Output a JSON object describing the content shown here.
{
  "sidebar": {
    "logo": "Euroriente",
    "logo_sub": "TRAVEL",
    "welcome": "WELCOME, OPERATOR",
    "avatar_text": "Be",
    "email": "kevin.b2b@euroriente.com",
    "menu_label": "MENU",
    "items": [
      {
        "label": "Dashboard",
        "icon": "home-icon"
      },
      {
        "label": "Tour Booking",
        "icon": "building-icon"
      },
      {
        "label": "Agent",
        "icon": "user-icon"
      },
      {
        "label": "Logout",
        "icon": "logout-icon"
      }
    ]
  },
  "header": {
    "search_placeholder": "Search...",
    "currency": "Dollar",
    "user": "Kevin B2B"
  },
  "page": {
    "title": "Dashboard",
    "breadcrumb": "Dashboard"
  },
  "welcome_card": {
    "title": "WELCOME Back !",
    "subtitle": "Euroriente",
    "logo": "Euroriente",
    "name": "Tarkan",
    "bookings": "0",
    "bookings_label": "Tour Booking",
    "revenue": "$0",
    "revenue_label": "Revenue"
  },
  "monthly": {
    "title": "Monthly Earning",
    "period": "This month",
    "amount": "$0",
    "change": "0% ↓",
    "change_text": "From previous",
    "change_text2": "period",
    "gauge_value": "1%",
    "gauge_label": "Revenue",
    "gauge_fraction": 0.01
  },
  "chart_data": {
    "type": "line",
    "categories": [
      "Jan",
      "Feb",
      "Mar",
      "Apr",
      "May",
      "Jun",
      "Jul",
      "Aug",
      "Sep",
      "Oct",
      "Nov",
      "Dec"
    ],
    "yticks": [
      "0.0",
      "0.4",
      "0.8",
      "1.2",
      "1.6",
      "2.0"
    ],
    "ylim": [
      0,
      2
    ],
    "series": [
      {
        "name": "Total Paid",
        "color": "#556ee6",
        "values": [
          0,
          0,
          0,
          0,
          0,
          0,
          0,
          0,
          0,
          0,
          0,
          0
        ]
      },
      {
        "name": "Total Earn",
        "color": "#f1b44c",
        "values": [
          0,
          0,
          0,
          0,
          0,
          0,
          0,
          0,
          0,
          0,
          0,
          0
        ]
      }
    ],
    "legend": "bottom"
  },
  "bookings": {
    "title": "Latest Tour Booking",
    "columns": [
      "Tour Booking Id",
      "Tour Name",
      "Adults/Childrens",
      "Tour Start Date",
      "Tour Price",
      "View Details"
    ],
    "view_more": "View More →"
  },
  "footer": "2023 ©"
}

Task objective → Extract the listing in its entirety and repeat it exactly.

Reply →
Output a JSON object describing the content shown here.
{
  "sidebar": {
    "logo": "Euroriente",
    "logo_sub": "TRAVEL",
    "welcome": "WELCOME, OPERATOR",
    "avatar_text": "Be",
    "email": "kevin.b2b@euroriente.com",
    "menu_label": "MENU",
    "items": [
      {
        "label": "Dashboard",
        "icon": "home-icon"
      },
      {
        "label": "Tour Booking",
        "icon": "building-icon"
      },
      {
        "label": "Agent",
        "icon": "user-icon"
      },
      {
        "label": "Logout",
        "icon": "logout-icon"
      }
    ]
  },
  "header": {
    "search_placeholder": "Search...",
    "currency": "Dollar",
    "user": "Kevin B2B"
  },
  "page": {
    "title": "Dashboard",
    "breadcrumb": "Dashboard"
  },
  "welcome_card": {
    "title": "WELCOME Back !",
    "subtitle": "Euroriente",
    "logo": "Euroriente",
    "name": "Tarkan",
    "bookings": "0",
    "bookings_label": "Tour Booking",
    "revenue": "$0",
    "revenue_label": "Revenue"
  },
  "monthly": {
    "title": "Monthly Earning",
    "period": "This month",
    "amount": "$0",
    "change": "0% ↓",
    "change_text": "From previous",
    "change_text2": "period",
    "gauge_value": "1%",
    "gauge_label": "Revenue",
    "gauge_fraction": 0.01
  },
  "chart_data": {
    "type": "line",
    "categories": [
      "Jan",
      "Feb",
      "Mar",
      "Apr",
      "May",
      "Jun",
      "Jul",
      "Aug",
      "Sep",
      "Oct",
      "Nov",
      "Dec"
    ],
    "yticks": [
      "0.0",
      "0.4",
      "0.8",
      "1.2",
      "1.6",
      "2.0"
    ],
    "ylim": [
      0,
      2
    ],
    "series": [
      {
        "name": "Total Paid",
        "color": "#556ee6",
        "values": [
          0,
          0,
          0,
          0,
          0,
          0,
          0,
          0,
          0,
          0,
          0,
          0
        ]
      },
      {
        "name": "Total Earn",
        "color": "#f1b44c",
        "values": [
          0,
          0,
          0,
          0,
          0,
          0,
          0,
          0,
          0,
          0,
          0,
          0
        ]
      }
    ],
    "legend": "bottom"
  },
  "bookings": {
    "title": "Latest Tour Booking",
    "columns": [
      "Tour Booking Id",
      "Tour Name",
      "Adults/Childrens",
      "Tour Start Date",
      "Tour Price",
      "View Details"
    ],
    "view_more": "View More →"
  },
  "footer": "2023 ©"
}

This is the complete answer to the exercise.